Out of the City takes place over one weekend in the living room of a bed-and-breakfast. Jill (June Ballinger), an outdoors woman and adventuress who’s always traveling to exotic spots, has arranged this sojourn in the Poconos for the birthday of her friend Carol (Ms. Ayvazian). Jill’s husband Dan (Ken Land) and Carol’s husband Matt (Grant Shaud) go along, more or less willingly.

Carol is a city girl, edgy, outspoken, somewhat out of her element in the Poconos. The fact that she suffers from occasional disequilibrium caused by dislodged crystals in her ear is emblematic of a certain uncertainty and insecurity at this point in her life. The two women present an interesting contrast in character, but both clearly care for their husbands, and both face difficulties and doubts in their marriages. The characterizations are three-dimensional, and their relationship, as it develops over the course of the weekend, is intriguing.

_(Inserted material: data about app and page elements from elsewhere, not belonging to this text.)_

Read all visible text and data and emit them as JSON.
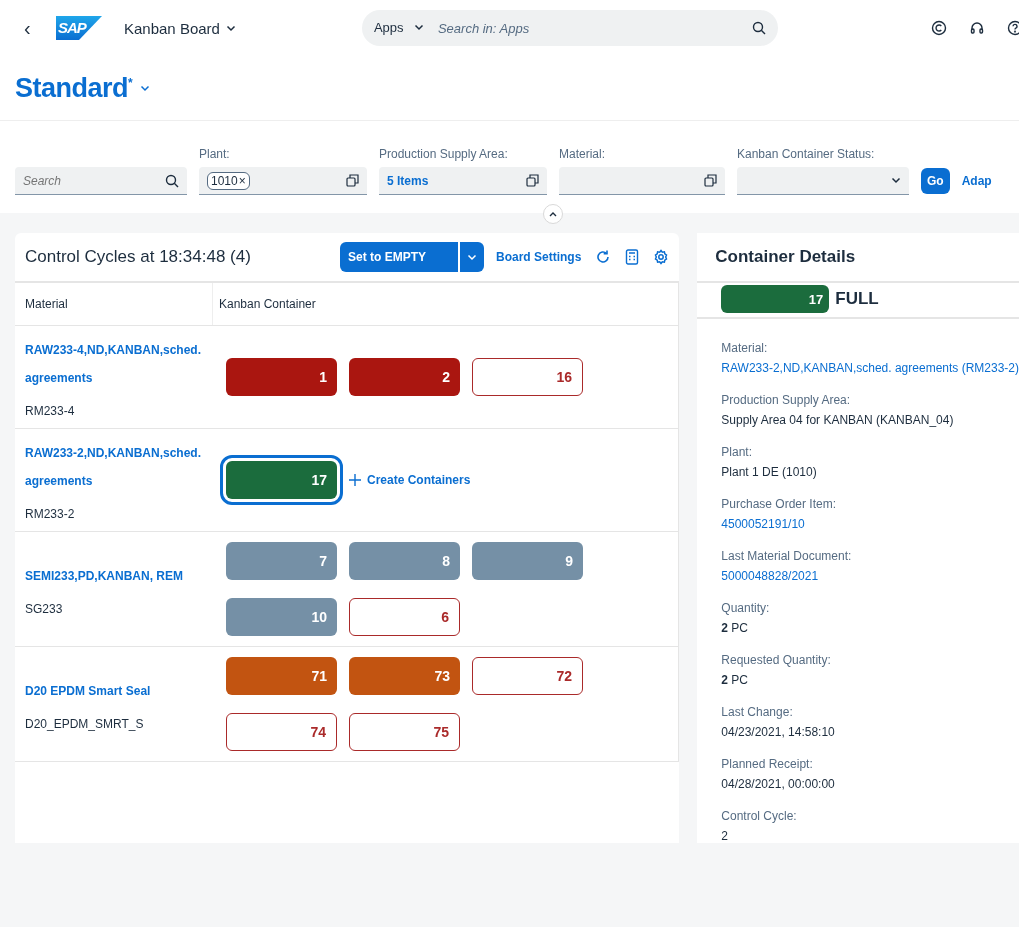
{
  "shell": {
    "back": "‹",
    "logo": "SAP",
    "app_title": "Kanban Board",
    "search_scope": "Apps",
    "search_placeholder": "Search in: Apps"
  },
  "variant": {
    "title": "Standard$^{*}$"
  },
  "filters": {
    "search_placeholder": "Search",
    "fields": [
      {
        "label": "Plant:",
        "kind": "token",
        "value": "1010",
        "remove": "×"
      },
      {
        "label": "Production Supply Area:",
        "kind": "link",
        "value": "5 Items"
      },
      {
        "label": "Material:",
        "kind": "valuehelp"
      },
      {
        "label": "Kanban Container Status:",
        "kind": "select"
      }
    ],
    "go": "Go",
    "adapt": "Adap"
  },
  "board": {
    "title": "Control Cycles at 18:34:48 (4)",
    "action": "Set to EMPTY",
    "settings": "Board Settings",
    "columns": [
      "Material",
      "Kanban Container"
    ],
    "rows": [
      {
        "material": "RAW233-4,ND,KANBAN,sched. agreements",
        "id": "RM233-4",
        "containers": [
          {
            "number": "1",
            "kind": "filled",
            "color": "#aa1610",
            "selected": false
          },
          {
            "number": "2",
            "kind": "filled",
            "color": "#aa1610",
            "selected": false
          },
          {
            "number": "16",
            "kind": "outline",
            "color": "#aa2a2a",
            "selected": false
          }
        ]
      },
      {
        "material": "RAW233-2,ND,KANBAN,sched. agreements",
        "id": "RM233-2",
        "containers": [
          {
            "number": "17",
            "kind": "filled",
            "color": "#1b6c3d",
            "selected": true
          }
        ],
        "create": "Create Containers"
      },
      {
        "material": "SEMI233,PD,KANBAN, REM",
        "id": "SG233",
        "containers": [
          {
            "number": "7",
            "kind": "filled",
            "color": "#7590a6",
            "selected": false
          },
          {
            "number": "8",
            "kind": "filled",
            "color": "#7590a6",
            "selected": false
          },
          {
            "number": "9",
            "kind": "filled",
            "color": "#7590a6",
            "selected": false
          },
          {
            "number": "10",
            "kind": "filled",
            "color": "#7590a6",
            "selected": false
          },
          {
            "number": "6",
            "kind": "outline",
            "color": "#aa2a2a",
            "selected": false
          }
        ]
      },
      {
        "material": "D20 EPDM Smart Seal",
        "id": "D20_EPDM_SMRT_S",
        "containers": [
          {
            "number": "71",
            "kind": "filled",
            "color": "#c25411",
            "selected": false
          },
          {
            "number": "73",
            "kind": "filled",
            "color": "#c25411",
            "selected": false
          },
          {
            "number": "72",
            "kind": "outline",
            "color": "#aa2a2a",
            "selected": false
          },
          {
            "number": "74",
            "kind": "outline",
            "color": "#aa2a2a",
            "selected": false
          },
          {
            "number": "75",
            "kind": "outline",
            "color": "#aa2a2a",
            "selected": false
          }
        ]
      }
    ]
  },
  "details": {
    "title": "Container Details",
    "container": {
      "number": "17",
      "kind": "filled",
      "color": "#1b6c3d",
      "status_text": "FULL"
    },
    "fields": [
      {
        "label": "Material:",
        "value": "RAW233-2,ND,KANBAN,sched. agreements (RM233-2)",
        "kind": "link"
      },
      {
        "label": "Production Supply Area:",
        "value": "Supply Area 04 for KANBAN (KANBAN_04)",
        "kind": "text"
      },
      {
        "label": "Plant:",
        "value": "Plant 1 DE (1010)",
        "kind": "text"
      },
      {
        "label": "Purchase Order Item:",
        "value": "4500052191/10",
        "kind": "link"
      },
      {
        "label": "Last Material Document:",
        "value": "5000048828/2021",
        "kind": "link"
      },
      {
        "label": "Quantity:",
        "value": "**2** PC",
        "kind": "text"
      },
      {
        "label": "Requested Quantity:",
        "value": "**2** PC",
        "kind": "text"
      },
      {
        "label": "Last Change:",
        "value": "04/23/2021, 14:58:10",
        "kind": "text"
      },
      {
        "label": "Planned Receipt:",
        "value": "04/28/2021, 00:00:00",
        "kind": "text"
      },
      {
        "label": "Control Cycle:",
        "value": "2",
        "kind": "text"
      }
    ]
  }
}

The male characters are less fully developed, more stereotypical, but very funny. Matt, who has taken a fall and injured his arm, is determined to prove his masculinity. In one humorous scene, despite Carol’s protestations, he obsessively throws rock after rock, trying to hit a log in the middle of the lake. Dan, a high school basketball coach who has issues with his wife’s constant traveling, is also trying to connect in a marital relationship that has gotten off track.

Despite occasional moments and lines that don’t quite ring true, these four characters come across as delightfully human and appealing in their struggles to understand themselves and to connect with each other. Despite, or maybe because of, eccentricities in their personality and behavior, it is not hard to care about and relate closely to these individuals.

Set design by Susan DeConcini, with lighting by Paul Kilsdonk, provides a realistic depiction of the slightly run-down bed-and-breakfast, with worn wicker furniture, baskets, and an eclectic array of tchotchkes, including a small, emblematic statue of Cupid, throughout the room. It also evokes a certain enchanted forest aura, with seven filmy, colorfully-lit curtain pillars and swirling ribbons hanging from above. This “out of the city” world is clearly a different place from the workaday world of the normal lives that these characters have left behind for two days.

Costume design by Robin I. Shane and sound by Michael Antoniewicz complement the other production elements and skillfully enhance characterizations of these four and creation of this sometimes disconcerting world.

There are no profound messages, no cataclysmic actions emerging from this play, but as various characters observe, “something out of the ordinary” takes place here. “Things are unsettling. Everything here is a little unsettling,” Dan remarks.

Out of the City delivers a rich dose of humor and more than a few thoughts worth pondering. It also provides a delightful evening, well worth the 20 minute trip from Princeton. The 100-seat Mill Hill Playhouse, a renovated church just off route one in Trenton, is a perfect venue for this intimate, appealing show.

Leslie Ayvazian’s “Out of the City” will run through November 20 at the Mill Hill Playhouse, 205 East Front Street in Trenton. Call (609) 392-0766 or visit for tickets and information.